Webkit browsers support the "load" event for images. What do you mean? – Šime Vidas Sep 7 '12 at 13:21
    
They do not fire the event if the image is coming from cache. – SoonDead Sep 7 '12 at 13:21
    
@SoonDead Yes. Browsers generally behave like that. – Šime Vidas Sep 7 '12 at 13:23
    
If I remember correctly IE-s don't. – SoonDead Sep 7 '12 at 13:24

I used this https://github.com/desandro/imagesloaded in a project and it worked fine for me

share|improve this answer

You can check img.width : it's 0 if it's not loaded.

But I'm sure you can use onload (all low cap) on webkit browsers too :

 img.onload=function(){
     console.log('loaded!');
 };
 img.src='something';

Beware a frequent error : you have to set the src after you set the onload, or the onload callback won't be called if the image is in cache.

Demonstration : tested on Chrome, which is webkit based

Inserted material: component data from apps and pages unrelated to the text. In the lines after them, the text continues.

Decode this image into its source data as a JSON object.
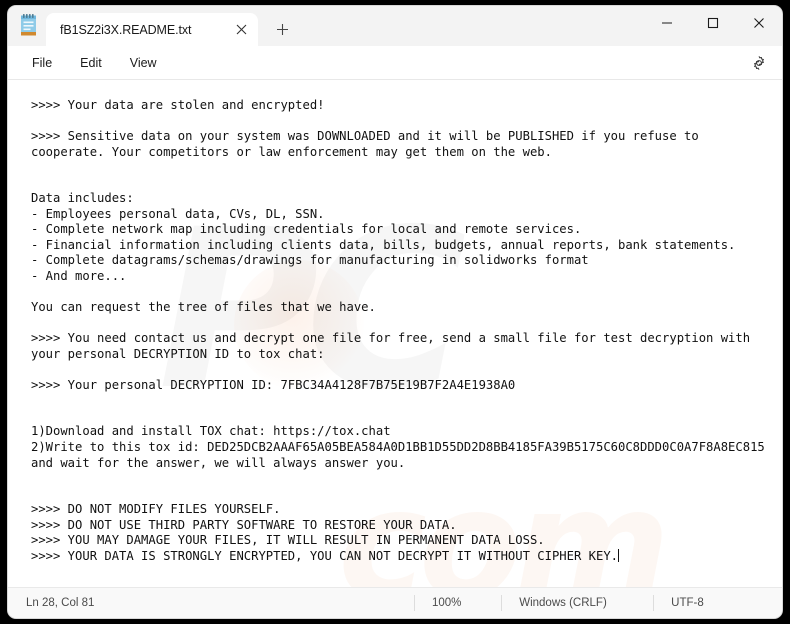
{
  "window": {
    "app_icon": "notepad-icon",
    "minimize_label": "—",
    "maximize_label": "□",
    "close_label": "✕"
  },
  "tab": {
    "title": "fB1SZ2i3X.README.txt",
    "close_icon": "close-icon",
    "new_tab_icon": "plus-icon"
  },
  "menubar": {
    "items": [
      {
        "label": "File"
      },
      {
        "label": "Edit"
      },
      {
        "label": "View"
      }
    ],
    "settings_icon": "gear-icon"
  },
  "document": {
    "lines": [
      ">>>> Your data are stolen and encrypted!",
      "",
      ">>>> Sensitive data on your system was DOWNLOADED and it will be PUBLISHED if you refuse to cooperate. Your competitors or law enforcement may get them on the web.",
      "",
      "",
      "Data includes:",
      "- Employees personal data, CVs, DL, SSN.",
      "- Complete network map including credentials for local and remote services.",
      "- Financial information including clients data, bills, budgets, annual reports, bank statements.",
      "- Complete datagrams/schemas/drawings for manufacturing in solidworks format",
      "- And more...",
      "",
      "You can request the tree of files that we have.",
      "",
      ">>>> You need contact us and decrypt one file for free, send a small file for test decryption with your personal DECRYPTION ID to tox chat:",
      "",
      ">>>> Your personal DECRYPTION ID: 7FBC34A4128F7B75E19B7F2A4E1938A0",
      "",
      "",
      "1)Download and install TOX chat: https://tox.chat",
      "2)Write to this tox id: DED25DCB2AAAF65A05BEA584A0D1BB1D55DD2D8BB4185FA39B5175C60C8DDD0C0A7F8A8EC815 and wait for the answer, we will always answer you.",
      "",
      "",
      ">>>> DO NOT MODIFY FILES YOURSELF.",
      ">>>> DO NOT USE THIRD PARTY SOFTWARE TO RESTORE YOUR DATA.",
      ">>>> YOU MAY DAMAGE YOUR FILES, IT WILL RESULT IN PERMANENT DATA LOSS.",
      ">>>> YOUR DATA IS STRONGLY ENCRYPTED, YOU CAN NOT DECRYPT IT WITHOUT CIPHER KEY."
    ],
    "decryption_id": "7FBC34A4128F7B75E19B7F2A4E1938A0",
    "tox_id": "DED25DCB2AAAF65A05BEA584A0D1BB1D55DD2D8BB4185FA39B5175C60C8DDD0C0A7F8A8EC815",
    "tox_url": "https://tox.chat"
  },
  "watermark": {
    "mark_primary": "PC",
    "mark_secondary": "com"
  },
  "statusbar": {
    "cursor": "Ln 28, Col 81",
    "zoom": "100%",
    "line_endings": "Windows (CRLF)",
    "encoding": "UTF-8"
  }
}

share|improve this answer
    
there is mjpeg images stream – Andresh Podzimovsky Sep 7 '12 at 13:19
    
You should have said it immediately. Your title was about "image loaded" while "mjpeg" is a video format. – Denys Séguret Sep 7 '12 at 13:23

Your Answer

 
discard

By posting your answer, you agree to the privacy policy and terms of service.

Not the answer you're looking for? Browse other questions tagged or ask your own question.